Student loan debt hobbling more older adults
Older Americans are shouldering far more of the nation’s debt than in years past.
The Federal Reserve Bank of New York released numbers recently showing that the share of all household debt held by people aged 60 and older has almost doubled: from 12.6 percent in 2003, to 22.5 percent in 2016. That’s nearly $3 trillion!
Mortgages, auto loans, credit cards, and even student loan balances have all grown significantly for older Americans — and only older Americans. Borrowers under 60 reduced their mortgages and credit card balances relative to the peak during the 2008 financial crisis.
It’s one thing to run up a big student loan balance when you are in your 20s going through graduate school and anticipating big salary increases. Or even in your 30s and 40s, putting a down payment on a house, with room to grow and time to pay it off as it appreciates.
For people facing retirement, however, this growing debt is a far more serious proposition.
Loans taken for children
Take student loans as an example. We usually think of these as a young person’s problem. But seniors are holding $67 billion in student loans, and the number of seniors holding such loans has quadrupled since 2005. That makes older folks the fastest-growing segment of the student loan borrower population, according to a January report by the Consumer Financial Protection Bureau (CFPB).
Some of these loans are decades old. These include loans older people took out for their own education and did not pay off. But the majority are loans taken out or cosigned for children and grandchildren, both federal PLUS loans and private student loans.

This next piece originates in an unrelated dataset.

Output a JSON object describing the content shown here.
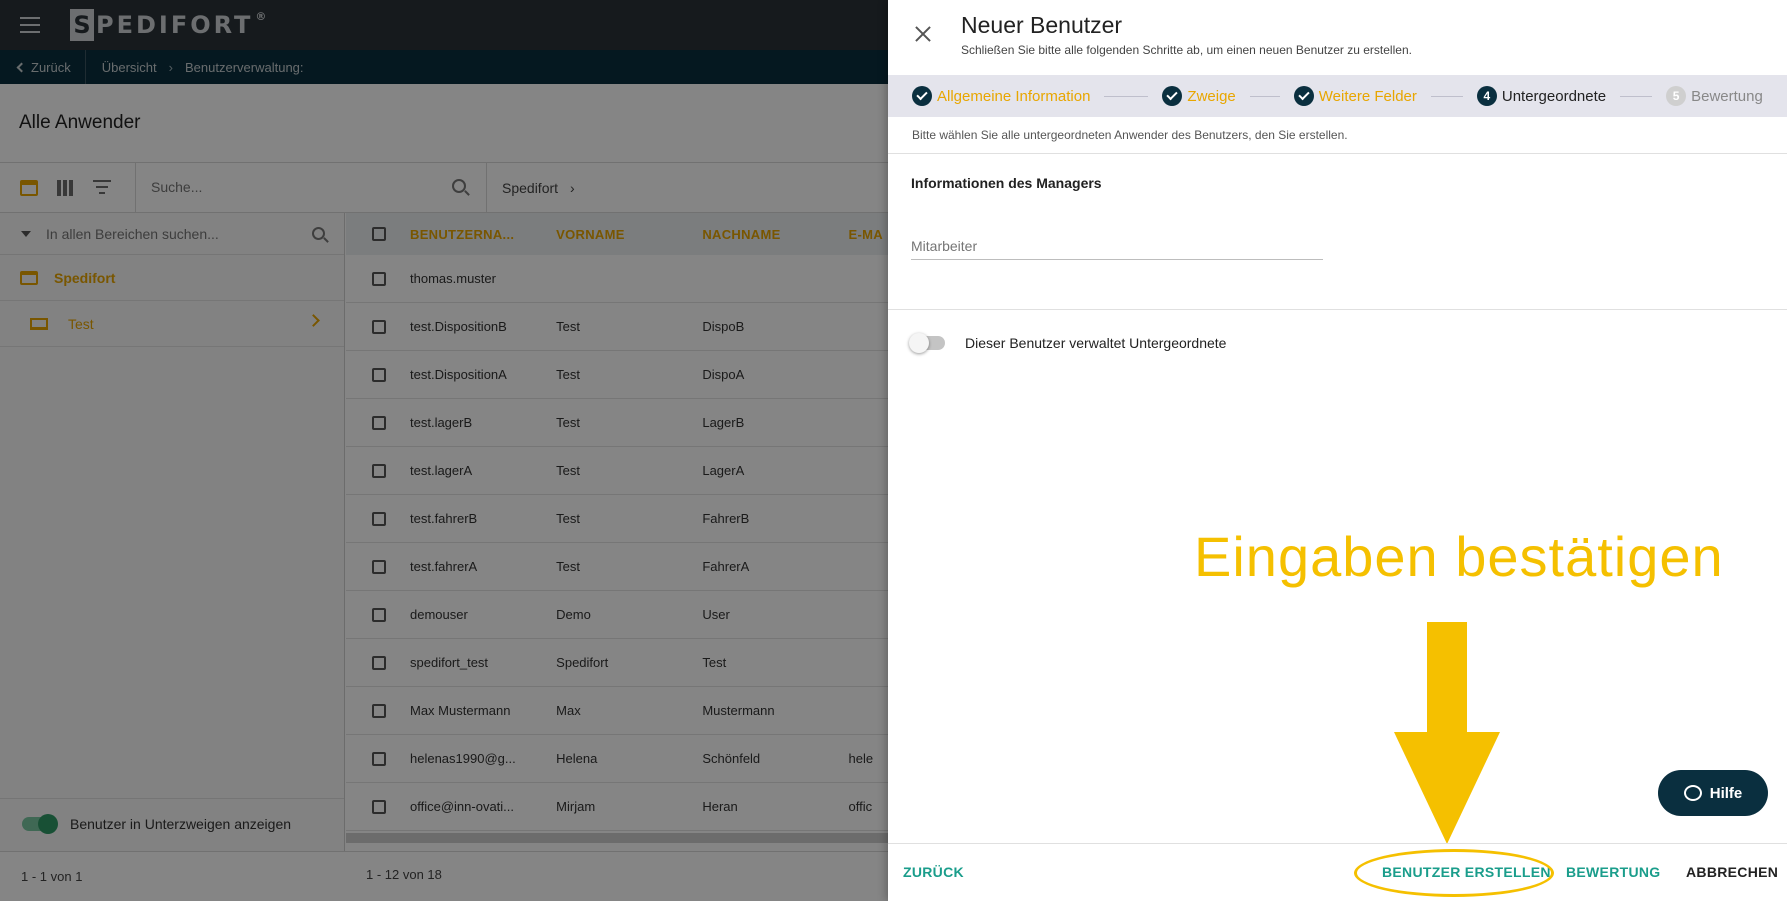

The bad news is that, as people get older, their student loans are more likely to go into default, triggering ballooning penalties and fees. The CFPB found that default rates among borrowers 65 and older were almost 40 percent — more than twice the rate of younger borrowers.
A defaulted student loan can ruin your credit, meaning larger interest rates on other resources, like credit cards. And worst of all, if you have a federal student loan in default, the government can seize part of your Social Security and disability payments to pay it.
What can be done?
If you are over 60 and don’t have any student loans, the obvious answer is don’t take them out. Especially not for someone else — not if you can’t afford to pay them back right away. And if you could, why would you be borrowing? They are a massive liability.
Certainly, it can be difficult to tell a child or grandchild that you can’t afford to help them achieve their educational goals and dreams. But honestly, it would be better to help them along with cash, if you have some to spare, than to enter into an obligation for a decade or more. The tax-free gift limit in 2017 1s $14,000.
If you are over 60 and have student loans, get into an affordable payment plan to lower your monthly obligations. Under these plans, the monthly payment is based on your income — which works in your favor if you are retired and living on a limited or fixed income.
One caveat: Affordable payment plans can balloon the balance when the monthly payment is set below the level that would cover interest. But honestly, for people later in life this is less of a concern than losing access to Social Security benefits.
These plans include pay-as-you-earn, income-contingent repayment, and income-based repayment, and you might even pursue public service loan forgiveness. There are several different plans, and the options can be confusing. Check https://studentaid. ed.gov for more information.
If you are in default on student loans, there is a process called rehabilitation to get out of default. Again, contact Federal Student Aid, an office of the Education Department, at the web address above.
Anya Kamenetz welcomes your questions at firstname.lastname@example.org.
© 2017 Anya Kamenetz. Distributed by Tribune Content Agency, LLC